:: What needs to be done ::
Go through the entries, filter for the word "navigator", and copy every line that has it.
Segment Open
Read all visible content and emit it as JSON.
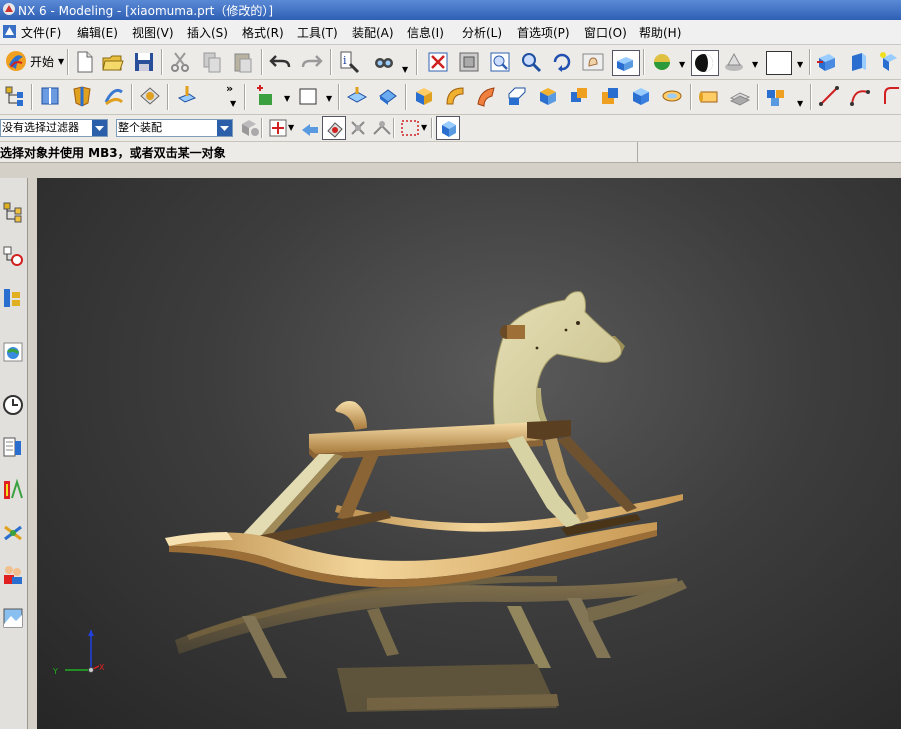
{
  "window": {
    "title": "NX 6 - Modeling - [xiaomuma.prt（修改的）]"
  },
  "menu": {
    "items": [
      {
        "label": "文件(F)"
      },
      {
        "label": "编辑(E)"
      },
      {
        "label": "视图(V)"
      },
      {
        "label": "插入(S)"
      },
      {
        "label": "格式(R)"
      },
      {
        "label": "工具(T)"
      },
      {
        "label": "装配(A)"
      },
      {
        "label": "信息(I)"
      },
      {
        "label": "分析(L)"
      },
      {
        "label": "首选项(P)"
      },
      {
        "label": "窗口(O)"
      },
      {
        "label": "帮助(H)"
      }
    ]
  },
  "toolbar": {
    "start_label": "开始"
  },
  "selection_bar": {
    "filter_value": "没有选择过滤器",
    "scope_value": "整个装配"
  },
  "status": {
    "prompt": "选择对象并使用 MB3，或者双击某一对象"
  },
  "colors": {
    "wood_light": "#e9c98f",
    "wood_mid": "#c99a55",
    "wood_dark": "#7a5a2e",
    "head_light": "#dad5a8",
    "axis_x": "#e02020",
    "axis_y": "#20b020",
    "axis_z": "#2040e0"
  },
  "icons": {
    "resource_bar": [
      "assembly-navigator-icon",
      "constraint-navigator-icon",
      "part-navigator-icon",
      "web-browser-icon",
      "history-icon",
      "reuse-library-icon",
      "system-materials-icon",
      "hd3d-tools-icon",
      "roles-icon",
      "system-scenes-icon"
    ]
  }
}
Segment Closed
:: Answer to this problem ::
      "assembly-navigator-icon",
      "constraint-navigator-icon",
      "part-navigator-icon",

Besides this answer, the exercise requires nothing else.